__EXERCISE REQUIREMENTS__. Scan the data that follows and count the lines with the string "UZI冲锋枪"; answer with the count alone.

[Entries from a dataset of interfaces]
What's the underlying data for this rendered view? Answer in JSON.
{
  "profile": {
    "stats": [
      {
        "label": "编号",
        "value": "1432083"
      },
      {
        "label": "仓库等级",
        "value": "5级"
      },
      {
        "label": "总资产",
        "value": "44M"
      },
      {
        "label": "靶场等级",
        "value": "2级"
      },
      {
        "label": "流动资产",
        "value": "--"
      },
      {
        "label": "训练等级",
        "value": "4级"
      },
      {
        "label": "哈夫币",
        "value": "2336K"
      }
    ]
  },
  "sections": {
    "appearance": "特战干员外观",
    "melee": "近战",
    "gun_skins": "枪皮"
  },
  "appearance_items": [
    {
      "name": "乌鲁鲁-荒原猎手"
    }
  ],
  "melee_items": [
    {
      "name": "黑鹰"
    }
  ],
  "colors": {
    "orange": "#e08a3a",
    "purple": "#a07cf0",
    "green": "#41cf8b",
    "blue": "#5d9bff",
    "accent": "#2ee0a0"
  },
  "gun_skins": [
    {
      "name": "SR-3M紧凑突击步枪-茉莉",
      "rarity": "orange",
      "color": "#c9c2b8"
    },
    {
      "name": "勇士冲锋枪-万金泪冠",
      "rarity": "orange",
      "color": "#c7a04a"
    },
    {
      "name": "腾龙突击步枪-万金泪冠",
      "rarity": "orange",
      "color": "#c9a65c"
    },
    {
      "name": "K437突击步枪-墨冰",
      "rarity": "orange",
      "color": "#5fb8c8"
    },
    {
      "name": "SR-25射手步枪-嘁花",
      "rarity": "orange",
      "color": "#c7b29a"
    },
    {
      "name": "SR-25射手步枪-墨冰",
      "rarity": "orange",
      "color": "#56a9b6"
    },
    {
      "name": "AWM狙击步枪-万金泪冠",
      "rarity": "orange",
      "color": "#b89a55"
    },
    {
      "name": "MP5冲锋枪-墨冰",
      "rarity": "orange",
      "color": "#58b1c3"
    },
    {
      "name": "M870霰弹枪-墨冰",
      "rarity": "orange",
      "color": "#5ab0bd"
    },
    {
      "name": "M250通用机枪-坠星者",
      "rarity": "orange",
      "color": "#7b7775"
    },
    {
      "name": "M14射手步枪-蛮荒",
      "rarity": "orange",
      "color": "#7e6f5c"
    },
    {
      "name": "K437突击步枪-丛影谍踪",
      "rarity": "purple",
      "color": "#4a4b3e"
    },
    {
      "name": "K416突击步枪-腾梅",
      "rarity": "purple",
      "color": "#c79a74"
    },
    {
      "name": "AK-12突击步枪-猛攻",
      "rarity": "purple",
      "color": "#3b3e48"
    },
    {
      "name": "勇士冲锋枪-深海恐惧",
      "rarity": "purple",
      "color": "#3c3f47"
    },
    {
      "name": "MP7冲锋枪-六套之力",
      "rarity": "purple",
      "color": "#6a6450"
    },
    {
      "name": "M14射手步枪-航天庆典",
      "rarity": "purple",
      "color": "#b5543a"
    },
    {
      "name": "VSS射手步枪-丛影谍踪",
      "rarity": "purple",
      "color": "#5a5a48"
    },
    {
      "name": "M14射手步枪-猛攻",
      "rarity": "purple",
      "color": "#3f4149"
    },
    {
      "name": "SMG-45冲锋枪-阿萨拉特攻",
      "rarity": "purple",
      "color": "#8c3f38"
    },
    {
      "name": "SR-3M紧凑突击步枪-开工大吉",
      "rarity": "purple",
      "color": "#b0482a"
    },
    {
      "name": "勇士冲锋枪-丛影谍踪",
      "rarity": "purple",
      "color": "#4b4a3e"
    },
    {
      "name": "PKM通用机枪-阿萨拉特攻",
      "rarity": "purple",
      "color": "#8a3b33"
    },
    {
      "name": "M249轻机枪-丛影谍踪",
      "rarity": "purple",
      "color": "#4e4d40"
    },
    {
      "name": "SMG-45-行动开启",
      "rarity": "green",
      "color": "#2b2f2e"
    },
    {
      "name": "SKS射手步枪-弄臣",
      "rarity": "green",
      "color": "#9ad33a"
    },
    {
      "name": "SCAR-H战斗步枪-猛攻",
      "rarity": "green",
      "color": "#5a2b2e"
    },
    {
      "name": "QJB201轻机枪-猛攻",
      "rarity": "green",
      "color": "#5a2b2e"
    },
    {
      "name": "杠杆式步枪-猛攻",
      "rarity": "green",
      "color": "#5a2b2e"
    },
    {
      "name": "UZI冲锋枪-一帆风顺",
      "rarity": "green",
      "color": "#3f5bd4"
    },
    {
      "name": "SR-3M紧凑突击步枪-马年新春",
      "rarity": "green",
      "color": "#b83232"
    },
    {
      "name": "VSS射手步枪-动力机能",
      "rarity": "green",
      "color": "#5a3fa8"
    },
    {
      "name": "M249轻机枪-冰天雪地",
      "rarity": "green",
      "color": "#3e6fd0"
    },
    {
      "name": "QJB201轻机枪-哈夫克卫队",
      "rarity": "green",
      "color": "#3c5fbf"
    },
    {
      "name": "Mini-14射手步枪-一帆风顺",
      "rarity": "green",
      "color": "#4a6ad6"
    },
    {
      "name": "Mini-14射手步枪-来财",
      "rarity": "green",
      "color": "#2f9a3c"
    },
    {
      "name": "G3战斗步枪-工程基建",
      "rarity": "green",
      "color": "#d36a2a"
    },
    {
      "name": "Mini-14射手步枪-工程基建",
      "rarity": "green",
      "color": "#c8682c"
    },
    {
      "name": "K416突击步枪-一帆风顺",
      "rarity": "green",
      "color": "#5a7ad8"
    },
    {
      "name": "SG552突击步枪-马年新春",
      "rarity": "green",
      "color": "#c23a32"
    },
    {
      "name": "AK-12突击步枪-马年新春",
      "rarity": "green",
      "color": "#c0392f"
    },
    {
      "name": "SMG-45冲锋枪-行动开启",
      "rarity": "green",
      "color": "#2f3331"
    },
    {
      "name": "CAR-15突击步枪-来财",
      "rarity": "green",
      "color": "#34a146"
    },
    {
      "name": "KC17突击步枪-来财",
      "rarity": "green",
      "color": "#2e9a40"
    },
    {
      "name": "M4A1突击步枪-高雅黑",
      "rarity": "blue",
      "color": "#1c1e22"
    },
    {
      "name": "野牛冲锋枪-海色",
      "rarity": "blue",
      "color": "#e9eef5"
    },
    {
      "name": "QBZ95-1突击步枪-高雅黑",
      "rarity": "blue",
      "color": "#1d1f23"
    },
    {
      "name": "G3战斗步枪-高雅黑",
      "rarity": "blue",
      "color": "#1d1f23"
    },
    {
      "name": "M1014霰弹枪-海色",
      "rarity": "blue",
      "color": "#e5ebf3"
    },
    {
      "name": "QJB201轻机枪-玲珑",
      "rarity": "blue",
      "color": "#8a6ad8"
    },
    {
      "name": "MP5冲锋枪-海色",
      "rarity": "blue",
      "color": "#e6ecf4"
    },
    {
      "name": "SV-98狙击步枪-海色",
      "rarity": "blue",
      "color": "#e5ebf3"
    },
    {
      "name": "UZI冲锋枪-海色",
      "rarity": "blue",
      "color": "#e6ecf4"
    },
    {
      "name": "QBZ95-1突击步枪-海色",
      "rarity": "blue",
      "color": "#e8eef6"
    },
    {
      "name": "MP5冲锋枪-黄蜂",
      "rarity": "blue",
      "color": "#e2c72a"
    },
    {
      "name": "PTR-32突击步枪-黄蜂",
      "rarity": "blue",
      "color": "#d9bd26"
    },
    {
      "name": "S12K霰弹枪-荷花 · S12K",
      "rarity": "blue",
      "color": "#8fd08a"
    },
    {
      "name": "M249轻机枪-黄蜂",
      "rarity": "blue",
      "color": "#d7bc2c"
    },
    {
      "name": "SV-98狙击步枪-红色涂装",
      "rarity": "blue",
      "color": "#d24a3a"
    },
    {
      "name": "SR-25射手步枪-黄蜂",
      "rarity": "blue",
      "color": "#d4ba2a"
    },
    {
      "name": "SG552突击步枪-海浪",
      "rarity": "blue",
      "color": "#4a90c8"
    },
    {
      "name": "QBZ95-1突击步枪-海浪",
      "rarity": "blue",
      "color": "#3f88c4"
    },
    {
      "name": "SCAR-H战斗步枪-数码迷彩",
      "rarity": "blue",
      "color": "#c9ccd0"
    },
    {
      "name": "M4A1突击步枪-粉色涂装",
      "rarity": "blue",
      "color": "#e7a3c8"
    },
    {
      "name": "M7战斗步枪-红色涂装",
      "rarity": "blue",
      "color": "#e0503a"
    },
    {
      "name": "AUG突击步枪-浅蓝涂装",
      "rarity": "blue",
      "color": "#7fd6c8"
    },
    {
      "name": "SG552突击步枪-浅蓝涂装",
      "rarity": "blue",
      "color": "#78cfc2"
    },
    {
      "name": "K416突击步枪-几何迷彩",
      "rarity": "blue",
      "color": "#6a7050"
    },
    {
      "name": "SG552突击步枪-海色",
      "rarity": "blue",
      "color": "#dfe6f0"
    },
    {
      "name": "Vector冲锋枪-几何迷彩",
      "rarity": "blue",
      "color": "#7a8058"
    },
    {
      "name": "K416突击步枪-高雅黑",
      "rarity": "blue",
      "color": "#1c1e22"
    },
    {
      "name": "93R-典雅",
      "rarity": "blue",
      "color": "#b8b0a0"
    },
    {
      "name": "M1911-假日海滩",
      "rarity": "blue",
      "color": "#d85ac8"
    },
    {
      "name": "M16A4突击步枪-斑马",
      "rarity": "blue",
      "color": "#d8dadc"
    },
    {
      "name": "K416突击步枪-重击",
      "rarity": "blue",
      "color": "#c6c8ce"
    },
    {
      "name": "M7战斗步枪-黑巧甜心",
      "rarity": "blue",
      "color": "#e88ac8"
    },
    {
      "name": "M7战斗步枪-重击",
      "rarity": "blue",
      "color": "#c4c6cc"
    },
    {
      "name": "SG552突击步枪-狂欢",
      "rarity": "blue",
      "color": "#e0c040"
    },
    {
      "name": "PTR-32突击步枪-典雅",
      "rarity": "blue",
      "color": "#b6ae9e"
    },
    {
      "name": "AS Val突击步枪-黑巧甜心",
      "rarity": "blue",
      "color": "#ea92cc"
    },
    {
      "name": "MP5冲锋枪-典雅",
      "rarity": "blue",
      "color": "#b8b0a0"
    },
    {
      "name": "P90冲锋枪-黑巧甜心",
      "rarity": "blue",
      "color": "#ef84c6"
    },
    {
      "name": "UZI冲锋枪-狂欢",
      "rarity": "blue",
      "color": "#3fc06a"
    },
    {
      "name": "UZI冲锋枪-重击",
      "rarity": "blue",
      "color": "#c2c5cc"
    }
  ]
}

__WRITTEN RESPONSE__. 4